  113. the formation of the triangle invites a third , lT ‘L T""m‘, P"5°" person to join in the ‘3 0W’¢PT¢d ‘"70 W conversation. QVWP: 0L 30iVm i3 formed and,
  114. the formation of the triangle invites a third , lT 0“ T0V”l", l’”30“ person to join in the ‘3 “WPW W0 W conversation. eiVWPv (1 Sell/ W ‘3 formed and, . /V and sixth person, ther a 0 new triangles r l formed
  115. in confined spaces like lifts, crowded buses and underground trains, where its not possible to turn gour bodg awag from strangers to a 45-degree angle. we turn our heads to the angle instead
  116. when two people want intimacg, their bodg angle chan es from 45 degrees to 0 egrees, that is, theg face each other. _____’ ‘. _____
  117. A woman or man who wants to monopolise a person's attention uses this position, as well as other courtship gestures, when theg make their plag.
  118. A man will not onlg point his bodg towards a woman, he also closes the distance between them as he moves into her intimate tone.
  119. To accept his approach, she need onlg orient her bodg angle to 0 degrees and allow him to enter her space.
  120. A'AvA EXIILDDING DTHERS when two people take the %'-degree open Position, theg invite a third person to join in the conversation. 0000. ,1 ’/ I Le
  121. If a third person wants to join two others who are standing in a closed Position, he'll be invited onlg when the other two angle their bodies to form the triangle.
  122. if the third person is not accepted, the others will hold the closed Position and turn onlg their heads towards him as a sign of recognition.
  123. A conversation between three people mag begin in the open triangle position but eventuallg two people mag take the closed Position to exclude the third person.
  124. this group formation is a clear signal to the third person that he should leave the group to avoid embarrassment
  125. mm‘ crossing the knees towards another sum) my pnmnm; person shows a sign of interest in or acceptance of that person.
  126. l. 5“ - _‘ - V ' 3 ‘ ' 5 . ~ . I '/ A .3.. - , ‘ 4 '7’ , .— ~—_ _ '-an ‘ ’ ‘Nu . -~. .,, - , i . .. , H" 4 1' T _'_‘ & A‘ “— _ it the otheriiperson also becomes interested, she Will cross knees TOWaYdS the first person.
  127. As the two people become more involved with each other theg begin to mirror each others movements and gestures.

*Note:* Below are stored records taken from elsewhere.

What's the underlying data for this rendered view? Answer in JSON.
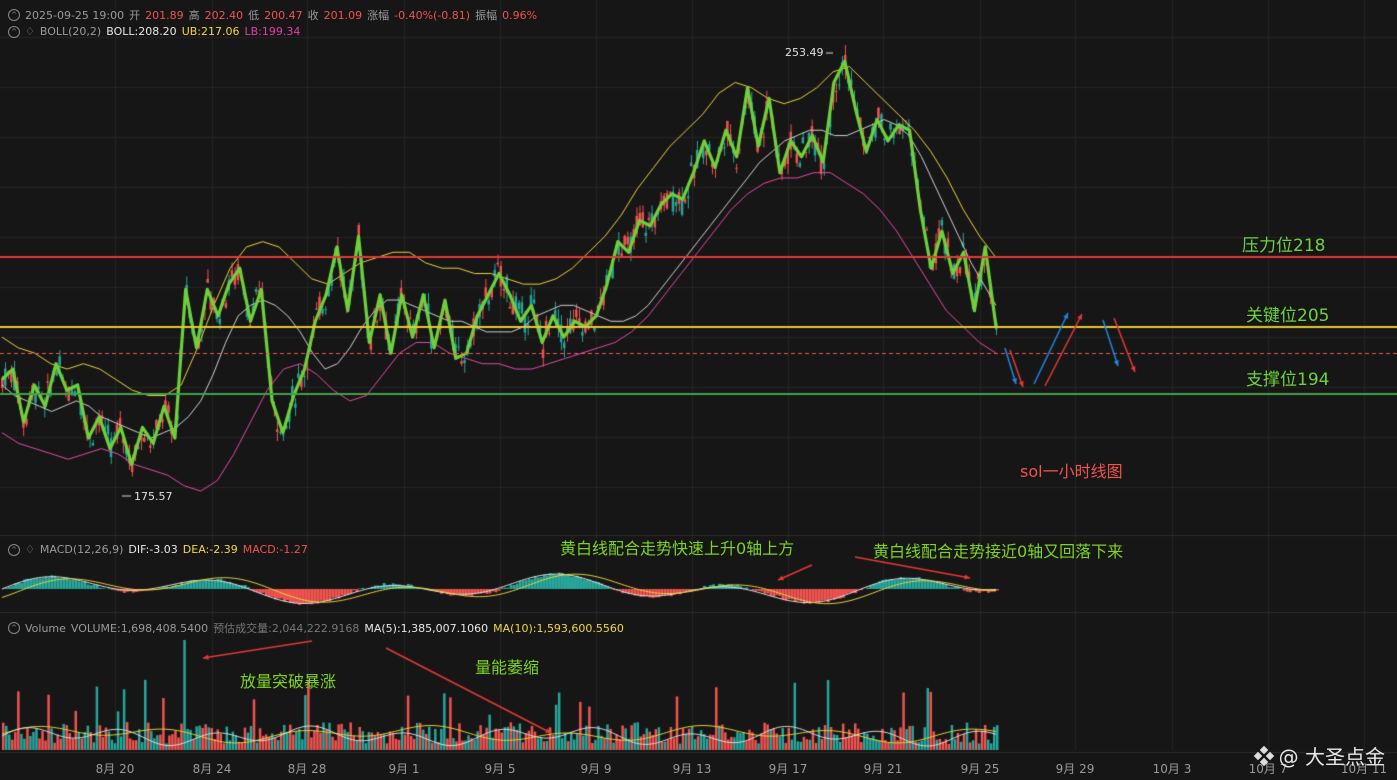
{
  "header": {
    "ohlc": {
      "date": "2025-09-25 19:00",
      "open_label": "开",
      "open": "201.89",
      "high_label": "高",
      "high": "202.40",
      "low_label": "低",
      "low": "200.47",
      "close_label": "收",
      "close": "201.09",
      "change_label": "涨幅",
      "change": "-0.40%(-0.81)",
      "amp_label": "振幅",
      "amp": "0.96%"
    },
    "boll": {
      "name": "BOLL(20,2)",
      "mid": "BOLL:208.20",
      "ub": "UB:217.06",
      "lb": "LB:199.34"
    }
  },
  "macd": {
    "name": "MACD(12,26,9)",
    "dif": "DIF:-3.03",
    "dea": "DEA:-2.39",
    "macd": "MACD:-1.27"
  },
  "volume": {
    "name": "Volume",
    "volume": "VOLUME:1,698,408.5400",
    "estimate": "预估成交量:2,044,222.9168",
    "ma5": "MA(5):1,385,007.1060",
    "ma10": "MA(10):1,593,600.5560"
  },
  "price_marks": {
    "high": "253.49",
    "low": "175.57"
  },
  "levels": {
    "resistance": {
      "label": "压力位218",
      "value": 218,
      "color": "#e53935"
    },
    "key": {
      "label": "关键位205",
      "value": 205,
      "color": "#e6c733"
    },
    "support": {
      "label": "支撑位194",
      "value": 194,
      "color": "#43a047"
    }
  },
  "annotations": {
    "chart_title": "sol一小时线图",
    "macd_note_1": "黄白线配合走势快速上升0轴上方",
    "macd_note_2": "黄白线配合走势接近0轴又回落下来",
    "vol_note_1": "放量突破暴涨",
    "vol_note_2": "量能萎缩"
  },
  "x_axis": {
    "labels": [
      "8月 20",
      "8月 24",
      "8月 28",
      "9月 1",
      "9月 5",
      "9月 9",
      "9月 13",
      "9月 17",
      "9月 21",
      "9月 25",
      "9月 29",
      "10月 3",
      "10月 7",
      "10月 11"
    ]
  },
  "watermark": {
    "text": "@ 大圣点金"
  },
  "chart_data": {
    "type": "line",
    "title": "",
    "xlabel": "",
    "ylabel": "",
    "ylim": [
      170,
      258
    ],
    "series": [
      {
        "name": "price-zigzag",
        "values": [
          194,
          196,
          186,
          193,
          189,
          197,
          192,
          193,
          183,
          187,
          181,
          185,
          178,
          185,
          182,
          189,
          183,
          211,
          200,
          211,
          206,
          212,
          215,
          205,
          211,
          190,
          184,
          191,
          196,
          205,
          210,
          219,
          207,
          221,
          201,
          210,
          199,
          210,
          202,
          210,
          200,
          209,
          198,
          199,
          206,
          210,
          214,
          210,
          205,
          208,
          201,
          206,
          202,
          205,
          204,
          206,
          212,
          220,
          218,
          224,
          223,
          227,
          229,
          228,
          233,
          239,
          234,
          241,
          236,
          249,
          238,
          247,
          233,
          239,
          236,
          240,
          235,
          250,
          254,
          245,
          237,
          243,
          239,
          242,
          241,
          226,
          215,
          222,
          214,
          218,
          207,
          219,
          204
        ]
      },
      {
        "name": "BOLL",
        "values": [
          193,
          191,
          190,
          189,
          188,
          189,
          190,
          189,
          187,
          186,
          185,
          184,
          183,
          184,
          185,
          187,
          190,
          195,
          201,
          206,
          208,
          209,
          208,
          206,
          203,
          199,
          196,
          197,
          200,
          204,
          207,
          209,
          209,
          208,
          207,
          206,
          205,
          205,
          204,
          203,
          203,
          203,
          204,
          206,
          207,
          208,
          208,
          207,
          206,
          205,
          205,
          206,
          208,
          211,
          214,
          217,
          220,
          223,
          226,
          229,
          232,
          235,
          237,
          239,
          240,
          241,
          241,
          240,
          240,
          241,
          242,
          243,
          242,
          240,
          236,
          231,
          226,
          221,
          216,
          212,
          208
        ]
      },
      {
        "name": "UB",
        "values": [
          202,
          200,
          199,
          197,
          196,
          197,
          196,
          194,
          192,
          191,
          191,
          193,
          200,
          208,
          215,
          219,
          220,
          219,
          216,
          213,
          212,
          214,
          216,
          217,
          218,
          218,
          216,
          215,
          215,
          214,
          214,
          213,
          212,
          212,
          213,
          215,
          218,
          221,
          225,
          230,
          234,
          238,
          241,
          244,
          248,
          250,
          249,
          247,
          246,
          247,
          249,
          252,
          253,
          250,
          247,
          244,
          241,
          237,
          232,
          226,
          221,
          217
        ]
      },
      {
        "name": "LB",
        "values": [
          184,
          182,
          181,
          180,
          179,
          180,
          181,
          180,
          178,
          177,
          176,
          174,
          173,
          175,
          180,
          186,
          192,
          196,
          197,
          195,
          192,
          190,
          191,
          195,
          199,
          201,
          201,
          199,
          198,
          197,
          197,
          196,
          196,
          197,
          198,
          199,
          200,
          201,
          203,
          206,
          210,
          214,
          218,
          222,
          226,
          229,
          231,
          232,
          232,
          233,
          233,
          231,
          229,
          226,
          222,
          217,
          212,
          207,
          204,
          201,
          199
        ]
      }
    ]
  }
}
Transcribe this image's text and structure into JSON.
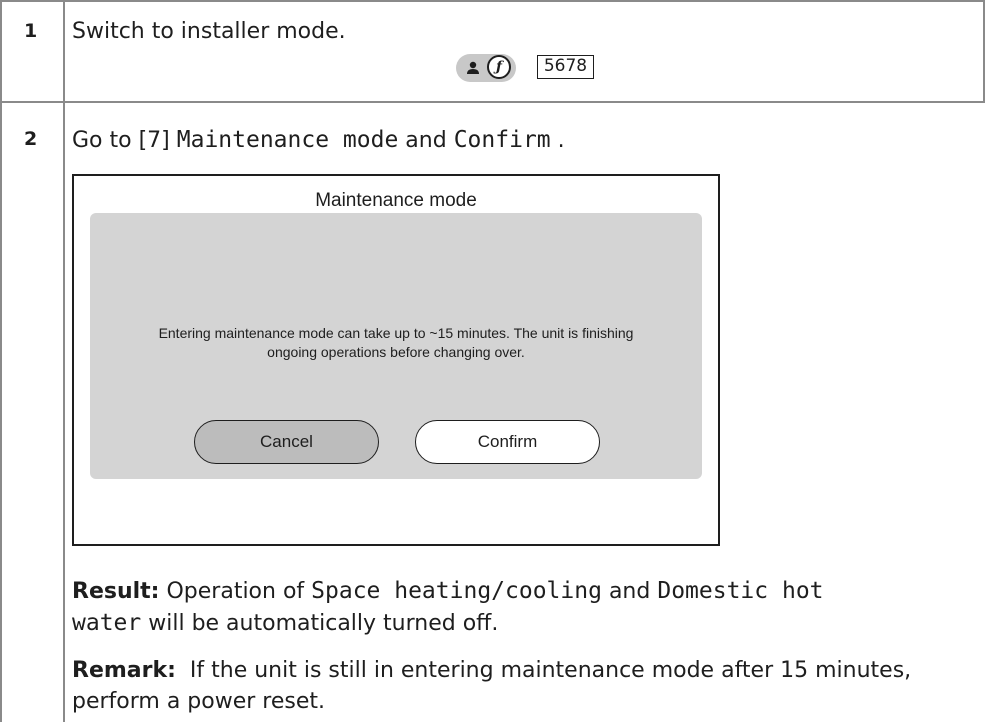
{
  "steps": [
    {
      "number": "1",
      "text": "Switch to installer mode.",
      "code": "5678"
    },
    {
      "number": "2",
      "instruction": {
        "prefix": "Go to [7] ",
        "menu": "Maintenance mode",
        "middle": " and ",
        "action": "Confirm",
        "suffix": " ."
      },
      "screen": {
        "title": "Maintenance mode",
        "message_line1": "Entering maintenance mode can take up to ~15 minutes. The unit is finishing",
        "message_line2": "ongoing operations before changing over.",
        "cancel_label": "Cancel",
        "confirm_label": "Confirm"
      },
      "result": {
        "label": "Result:",
        "part1": " Operation of ",
        "item1": "Space heating/cooling",
        "part2": " and ",
        "item2a": "Domestic hot",
        "item2b": "water",
        "part3": " will be automatically turned off."
      },
      "remark": {
        "label": "Remark:",
        "line1": "  If the unit is still in entering maintenance mode after 15 minutes,",
        "line2": "perform a power reset."
      }
    }
  ],
  "icons": {
    "user": "user-icon",
    "installer": "wrench-icon"
  },
  "colors": {
    "border": "#8a8a8a",
    "dialog_bg": "#d4d4d4",
    "cancel_bg": "#bcbcbc",
    "mode_pill": "#c8c8c8"
  }
}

  128. _‘ P! ’ ’ “ _. slot onlg do the feet serve as pointers indicating the direction in which a person's mind is going, theg also point at people who we find the most interesting, attractive or otherwise.
  129. imagine gou are at a social function and gou notice a group of three men and one woman. Mt
  130. imagine lg0U are at a social function and lg0U notice a gY0l/ i) 0t three men and one woman. the conversation seems T0 be dominated big the men, and the woman iSJUST listening.
  131. then gou notice that the men all have their front foot pointing towards the woman.
  132. WiTh ThiS simple non—verbal cue, the men are each telling the woman theg're interested in her.
  133. On a subconscious level, she sees the ‘TO0T gestures and iS likelg T0 stag VnTh the group for as long as she iS receiving ThiS attention.
  134. she's standing with both feet together (neutral) and could eventuallg point one foot towards the man she finds the most interesting
  135. t_E'i"s RECAP Proxenncs Zone Disiatices Bunnesslones " lilan lls. Woman " The Attraction Process ~ Eye Contact Smile Prccn Tah Touch '. illllll "lllllllllil
  137. ideas adapted (mainlgi from: EDDY LAtl(siUA(si£ EODY l’Ai‘l(“UA("‘5 A ; _ ‘ How to Read others’ For Dummiesiég . thoughts bg elizabeth Kuhnke Wt “SW5 sg Allan Pease